THE TASK: List each line of the data that holds the string "icon".

[Extracted data entries]
☆ ☆ ☆ ☆ ☆ ☆ ☆
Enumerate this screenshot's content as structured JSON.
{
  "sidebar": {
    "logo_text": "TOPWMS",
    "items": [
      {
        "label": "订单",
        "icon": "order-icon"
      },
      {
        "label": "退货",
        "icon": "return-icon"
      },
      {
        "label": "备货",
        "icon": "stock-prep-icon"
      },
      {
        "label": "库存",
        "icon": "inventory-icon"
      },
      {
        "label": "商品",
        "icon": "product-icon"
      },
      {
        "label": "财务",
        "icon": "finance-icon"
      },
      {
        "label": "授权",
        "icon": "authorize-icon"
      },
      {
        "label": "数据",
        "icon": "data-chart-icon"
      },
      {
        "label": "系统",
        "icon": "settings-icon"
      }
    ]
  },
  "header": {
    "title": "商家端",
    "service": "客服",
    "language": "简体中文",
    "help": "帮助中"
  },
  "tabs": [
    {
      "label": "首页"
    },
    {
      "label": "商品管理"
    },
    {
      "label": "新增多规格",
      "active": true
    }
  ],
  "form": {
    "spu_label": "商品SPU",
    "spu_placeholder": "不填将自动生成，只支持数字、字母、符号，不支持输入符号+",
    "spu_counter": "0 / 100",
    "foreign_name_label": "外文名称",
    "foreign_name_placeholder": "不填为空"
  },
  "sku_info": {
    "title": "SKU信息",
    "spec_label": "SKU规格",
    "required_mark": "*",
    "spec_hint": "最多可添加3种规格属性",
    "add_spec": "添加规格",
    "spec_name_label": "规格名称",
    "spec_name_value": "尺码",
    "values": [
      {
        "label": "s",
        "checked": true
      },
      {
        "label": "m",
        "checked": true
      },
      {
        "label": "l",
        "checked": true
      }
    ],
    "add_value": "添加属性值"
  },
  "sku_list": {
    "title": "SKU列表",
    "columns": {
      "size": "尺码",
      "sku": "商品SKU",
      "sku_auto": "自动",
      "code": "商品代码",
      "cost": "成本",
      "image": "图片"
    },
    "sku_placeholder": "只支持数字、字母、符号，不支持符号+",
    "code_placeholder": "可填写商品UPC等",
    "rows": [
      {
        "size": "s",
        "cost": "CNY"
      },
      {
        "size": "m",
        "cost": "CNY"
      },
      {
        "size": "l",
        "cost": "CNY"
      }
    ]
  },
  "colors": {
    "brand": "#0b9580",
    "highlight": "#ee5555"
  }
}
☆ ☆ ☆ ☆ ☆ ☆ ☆
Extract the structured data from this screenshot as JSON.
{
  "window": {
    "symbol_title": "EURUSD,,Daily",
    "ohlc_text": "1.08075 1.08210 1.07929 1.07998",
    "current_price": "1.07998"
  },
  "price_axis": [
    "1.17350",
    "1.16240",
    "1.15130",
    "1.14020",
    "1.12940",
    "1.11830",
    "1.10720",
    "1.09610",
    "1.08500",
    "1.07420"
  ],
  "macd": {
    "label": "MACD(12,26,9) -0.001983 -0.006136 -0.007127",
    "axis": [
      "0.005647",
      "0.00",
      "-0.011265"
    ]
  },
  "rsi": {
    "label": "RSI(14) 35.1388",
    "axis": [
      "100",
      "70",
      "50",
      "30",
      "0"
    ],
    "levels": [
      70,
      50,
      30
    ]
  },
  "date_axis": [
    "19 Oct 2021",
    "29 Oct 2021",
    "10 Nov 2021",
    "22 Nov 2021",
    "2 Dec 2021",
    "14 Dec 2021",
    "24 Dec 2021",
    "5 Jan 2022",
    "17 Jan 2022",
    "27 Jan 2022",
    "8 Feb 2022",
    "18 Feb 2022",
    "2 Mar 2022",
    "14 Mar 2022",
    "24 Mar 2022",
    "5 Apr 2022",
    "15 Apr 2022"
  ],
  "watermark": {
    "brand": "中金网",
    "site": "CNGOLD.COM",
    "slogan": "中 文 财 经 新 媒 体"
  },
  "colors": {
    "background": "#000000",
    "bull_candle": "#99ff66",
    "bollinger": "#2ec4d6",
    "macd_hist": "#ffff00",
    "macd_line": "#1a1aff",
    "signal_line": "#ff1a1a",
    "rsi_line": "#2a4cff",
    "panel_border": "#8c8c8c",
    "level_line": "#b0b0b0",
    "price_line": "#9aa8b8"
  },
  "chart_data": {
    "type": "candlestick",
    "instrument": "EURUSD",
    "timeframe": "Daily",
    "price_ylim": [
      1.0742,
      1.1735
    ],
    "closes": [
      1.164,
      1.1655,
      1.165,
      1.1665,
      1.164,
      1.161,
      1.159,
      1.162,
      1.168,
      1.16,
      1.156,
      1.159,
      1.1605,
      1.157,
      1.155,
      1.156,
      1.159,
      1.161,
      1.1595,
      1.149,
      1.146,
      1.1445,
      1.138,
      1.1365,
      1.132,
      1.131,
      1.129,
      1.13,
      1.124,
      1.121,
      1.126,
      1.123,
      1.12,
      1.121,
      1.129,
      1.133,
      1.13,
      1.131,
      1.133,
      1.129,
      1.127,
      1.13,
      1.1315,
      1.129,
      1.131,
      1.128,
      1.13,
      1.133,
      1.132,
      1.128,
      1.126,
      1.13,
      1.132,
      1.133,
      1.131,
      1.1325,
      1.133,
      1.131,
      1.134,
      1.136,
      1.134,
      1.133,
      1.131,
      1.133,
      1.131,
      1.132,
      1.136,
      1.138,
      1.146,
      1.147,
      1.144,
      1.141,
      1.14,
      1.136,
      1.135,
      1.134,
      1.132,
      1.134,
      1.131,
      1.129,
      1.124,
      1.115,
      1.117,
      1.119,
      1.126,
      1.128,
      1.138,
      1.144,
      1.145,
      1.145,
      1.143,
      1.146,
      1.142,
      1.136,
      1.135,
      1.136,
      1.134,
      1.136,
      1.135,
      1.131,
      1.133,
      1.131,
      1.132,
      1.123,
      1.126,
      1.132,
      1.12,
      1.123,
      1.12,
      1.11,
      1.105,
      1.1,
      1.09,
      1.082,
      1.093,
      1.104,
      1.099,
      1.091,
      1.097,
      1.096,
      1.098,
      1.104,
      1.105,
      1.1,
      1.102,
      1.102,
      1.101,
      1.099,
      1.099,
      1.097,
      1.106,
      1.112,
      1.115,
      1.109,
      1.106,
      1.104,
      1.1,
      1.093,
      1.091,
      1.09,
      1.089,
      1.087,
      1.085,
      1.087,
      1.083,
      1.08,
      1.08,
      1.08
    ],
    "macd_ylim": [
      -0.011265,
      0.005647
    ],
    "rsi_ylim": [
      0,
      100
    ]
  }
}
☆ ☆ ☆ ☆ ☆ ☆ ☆
PROBLEM SOLUTION:
        "icon": "order-icon"
        "icon": "return-icon"
        "icon": "stock-prep-icon"
        "icon": "inventory-icon"
        "icon": "product-icon"
        "icon": "finance-icon"
        "icon": "authorize-icon"
        "icon": "data-chart-icon"
        "icon": "settings-icon"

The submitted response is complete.